Organizing Your Injury Claim File

If you decide to handle your own injury claim, the above method for setting up a personal injury case file is a good model to follow. Legal professionals keep all the paperwork for each case in a file folder or three-ring binder. Each case file has several sections for different types of documents, lists, notes, and a calendar.

The folder-style case file is easy and economical to set up. Begin with a large accordion-style folder, the kind with lots of dividers inside. Each section should have a label. You will designate a section of the folder for each category of documentation related to your injury claim.

The front of your file should have your full name, the date of your injury, the name and contact information for the insurance company, and your claim number for easy reference. For privacy, you might not want to have personal information written on the outside of your file.

Get the type of accordion file that can be closed and held shut with a fastener or attached elastic band.

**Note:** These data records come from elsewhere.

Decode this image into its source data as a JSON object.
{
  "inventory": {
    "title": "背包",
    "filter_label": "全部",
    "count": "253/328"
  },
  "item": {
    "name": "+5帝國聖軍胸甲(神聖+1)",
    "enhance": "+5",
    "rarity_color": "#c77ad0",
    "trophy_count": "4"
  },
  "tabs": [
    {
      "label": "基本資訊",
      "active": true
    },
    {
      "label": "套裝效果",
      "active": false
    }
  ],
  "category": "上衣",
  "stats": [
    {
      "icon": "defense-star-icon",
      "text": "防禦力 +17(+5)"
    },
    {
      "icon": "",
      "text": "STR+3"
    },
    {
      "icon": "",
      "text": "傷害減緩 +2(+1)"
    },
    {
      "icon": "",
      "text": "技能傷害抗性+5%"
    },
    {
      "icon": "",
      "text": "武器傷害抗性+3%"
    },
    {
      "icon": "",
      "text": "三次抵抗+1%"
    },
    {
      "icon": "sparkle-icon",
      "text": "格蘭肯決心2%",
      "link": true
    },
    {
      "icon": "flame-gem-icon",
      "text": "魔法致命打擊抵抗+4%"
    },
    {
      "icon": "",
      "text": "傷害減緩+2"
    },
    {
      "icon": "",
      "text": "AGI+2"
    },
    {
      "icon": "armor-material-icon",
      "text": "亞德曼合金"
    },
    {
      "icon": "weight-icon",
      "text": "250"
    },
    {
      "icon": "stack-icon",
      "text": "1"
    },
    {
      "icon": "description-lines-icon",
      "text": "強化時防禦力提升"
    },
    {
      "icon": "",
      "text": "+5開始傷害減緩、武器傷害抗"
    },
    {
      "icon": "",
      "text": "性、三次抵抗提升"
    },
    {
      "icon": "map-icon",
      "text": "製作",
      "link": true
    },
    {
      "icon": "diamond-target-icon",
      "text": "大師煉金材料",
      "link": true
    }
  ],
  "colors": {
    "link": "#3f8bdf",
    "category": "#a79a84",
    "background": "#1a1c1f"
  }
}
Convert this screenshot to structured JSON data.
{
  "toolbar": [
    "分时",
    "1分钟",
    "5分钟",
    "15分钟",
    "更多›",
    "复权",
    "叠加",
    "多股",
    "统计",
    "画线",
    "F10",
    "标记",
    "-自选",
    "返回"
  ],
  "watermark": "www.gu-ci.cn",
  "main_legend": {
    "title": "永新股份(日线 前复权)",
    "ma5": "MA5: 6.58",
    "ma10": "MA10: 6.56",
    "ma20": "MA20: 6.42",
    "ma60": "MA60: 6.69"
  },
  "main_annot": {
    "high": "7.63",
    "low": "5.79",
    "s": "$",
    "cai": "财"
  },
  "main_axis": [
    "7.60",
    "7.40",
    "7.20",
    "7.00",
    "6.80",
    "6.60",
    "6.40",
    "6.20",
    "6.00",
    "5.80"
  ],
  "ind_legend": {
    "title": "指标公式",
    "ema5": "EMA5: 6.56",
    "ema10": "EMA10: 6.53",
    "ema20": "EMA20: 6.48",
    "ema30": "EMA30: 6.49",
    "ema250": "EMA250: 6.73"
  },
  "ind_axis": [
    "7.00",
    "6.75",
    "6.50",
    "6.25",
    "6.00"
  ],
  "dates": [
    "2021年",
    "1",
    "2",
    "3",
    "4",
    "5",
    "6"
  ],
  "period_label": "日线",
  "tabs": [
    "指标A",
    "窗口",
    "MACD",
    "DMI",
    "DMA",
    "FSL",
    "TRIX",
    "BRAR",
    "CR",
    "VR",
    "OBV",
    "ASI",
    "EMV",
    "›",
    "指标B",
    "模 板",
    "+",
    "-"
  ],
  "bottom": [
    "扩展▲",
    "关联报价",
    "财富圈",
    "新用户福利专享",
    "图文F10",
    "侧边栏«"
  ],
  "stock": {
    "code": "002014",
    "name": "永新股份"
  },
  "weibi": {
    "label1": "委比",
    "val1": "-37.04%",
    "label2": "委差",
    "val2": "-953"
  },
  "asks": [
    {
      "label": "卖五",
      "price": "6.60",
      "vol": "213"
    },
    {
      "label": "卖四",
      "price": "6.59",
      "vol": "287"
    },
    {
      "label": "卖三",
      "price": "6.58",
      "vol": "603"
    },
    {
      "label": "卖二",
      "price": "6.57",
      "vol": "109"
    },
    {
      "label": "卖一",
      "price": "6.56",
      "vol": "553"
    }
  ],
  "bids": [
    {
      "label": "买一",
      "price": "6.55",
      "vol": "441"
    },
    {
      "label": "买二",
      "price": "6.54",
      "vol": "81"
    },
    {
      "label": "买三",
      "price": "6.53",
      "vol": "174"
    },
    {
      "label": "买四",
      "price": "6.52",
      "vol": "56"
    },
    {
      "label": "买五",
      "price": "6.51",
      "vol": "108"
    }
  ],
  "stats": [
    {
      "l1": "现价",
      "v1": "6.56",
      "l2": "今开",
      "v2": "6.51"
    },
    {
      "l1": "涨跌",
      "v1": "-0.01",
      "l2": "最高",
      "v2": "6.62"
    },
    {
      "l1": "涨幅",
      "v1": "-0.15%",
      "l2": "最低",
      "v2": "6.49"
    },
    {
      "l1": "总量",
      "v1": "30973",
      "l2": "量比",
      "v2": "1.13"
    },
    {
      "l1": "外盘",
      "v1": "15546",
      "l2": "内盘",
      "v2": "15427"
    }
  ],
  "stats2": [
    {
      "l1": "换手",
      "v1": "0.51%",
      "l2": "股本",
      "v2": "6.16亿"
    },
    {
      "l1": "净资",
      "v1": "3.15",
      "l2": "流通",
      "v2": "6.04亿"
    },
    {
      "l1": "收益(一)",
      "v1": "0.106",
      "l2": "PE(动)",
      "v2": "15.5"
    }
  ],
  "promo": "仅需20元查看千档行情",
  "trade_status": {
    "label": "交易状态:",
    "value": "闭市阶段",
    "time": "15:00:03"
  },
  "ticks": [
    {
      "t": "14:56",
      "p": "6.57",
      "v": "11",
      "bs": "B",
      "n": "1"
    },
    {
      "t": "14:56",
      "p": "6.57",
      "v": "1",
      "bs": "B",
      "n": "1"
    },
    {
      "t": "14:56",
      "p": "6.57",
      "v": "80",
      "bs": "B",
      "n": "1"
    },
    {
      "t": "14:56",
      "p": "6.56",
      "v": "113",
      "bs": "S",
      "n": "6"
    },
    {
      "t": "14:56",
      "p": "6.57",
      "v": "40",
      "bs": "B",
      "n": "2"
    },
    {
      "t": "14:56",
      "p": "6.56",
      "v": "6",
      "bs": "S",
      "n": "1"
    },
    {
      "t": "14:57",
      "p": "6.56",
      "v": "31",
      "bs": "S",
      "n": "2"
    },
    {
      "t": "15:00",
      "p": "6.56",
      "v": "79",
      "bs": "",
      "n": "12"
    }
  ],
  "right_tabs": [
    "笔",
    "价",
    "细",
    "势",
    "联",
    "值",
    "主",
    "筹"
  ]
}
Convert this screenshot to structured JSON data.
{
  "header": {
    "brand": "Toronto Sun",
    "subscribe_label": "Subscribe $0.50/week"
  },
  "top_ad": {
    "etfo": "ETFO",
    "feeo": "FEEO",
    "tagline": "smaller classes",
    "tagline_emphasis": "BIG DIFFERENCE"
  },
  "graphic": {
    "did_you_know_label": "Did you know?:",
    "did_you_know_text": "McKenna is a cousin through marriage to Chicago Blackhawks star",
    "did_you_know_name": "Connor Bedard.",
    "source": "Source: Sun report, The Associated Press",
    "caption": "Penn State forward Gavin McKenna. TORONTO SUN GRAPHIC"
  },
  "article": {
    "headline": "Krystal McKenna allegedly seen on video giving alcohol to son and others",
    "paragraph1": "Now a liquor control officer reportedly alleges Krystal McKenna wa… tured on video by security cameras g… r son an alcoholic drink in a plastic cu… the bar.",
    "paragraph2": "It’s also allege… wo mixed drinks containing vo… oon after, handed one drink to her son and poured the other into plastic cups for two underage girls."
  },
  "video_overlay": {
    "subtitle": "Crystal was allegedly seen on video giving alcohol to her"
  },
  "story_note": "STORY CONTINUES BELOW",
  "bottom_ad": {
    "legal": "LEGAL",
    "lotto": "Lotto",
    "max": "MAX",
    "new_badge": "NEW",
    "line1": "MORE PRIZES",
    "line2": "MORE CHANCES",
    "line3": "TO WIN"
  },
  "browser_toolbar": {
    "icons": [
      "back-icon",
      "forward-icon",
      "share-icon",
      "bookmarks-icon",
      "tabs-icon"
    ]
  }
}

Spending a few dollars in preparation for the settlement process is well worth the money.

Keep your claim file safe and secure. Your file is a critical tool that contains sensitive personal and financial information.

With an organized file, you’ll be able to instantly access any document you need when speaking with an insurance adjuster. The entire personal injury claim process will go more smoothly if you’re well organized.

You also want to know if you’re missing a piece of important information. A well-organized file will help expose any gaps in your documentation.

You can use our Injury Claim File Checklist to help make sure you’ve included everything you need.

Never hand your original claim file over to an insurance adjuster. Make copies of your paperwork as needed to share with the insurance company or your attorney. Keep the originals of each document for your files.

You have the right to consult an attorney at any point in the claims process. Most accident lawyers offer a free consultation to injured victims. Bring your claim file to the consultation to help the lawyer give you a good case evaluation.

Charles R. Gueli, Esq. is a personal injury attorney with over 20 years of legal experience. He’s admitted to the NY State Bar, and been named a Super Lawyer for the NY Metro area, an exclusive honor awarded to the top five percent of attorneys. Charles has worked extensively in the areas of auto accidents,... Read More >>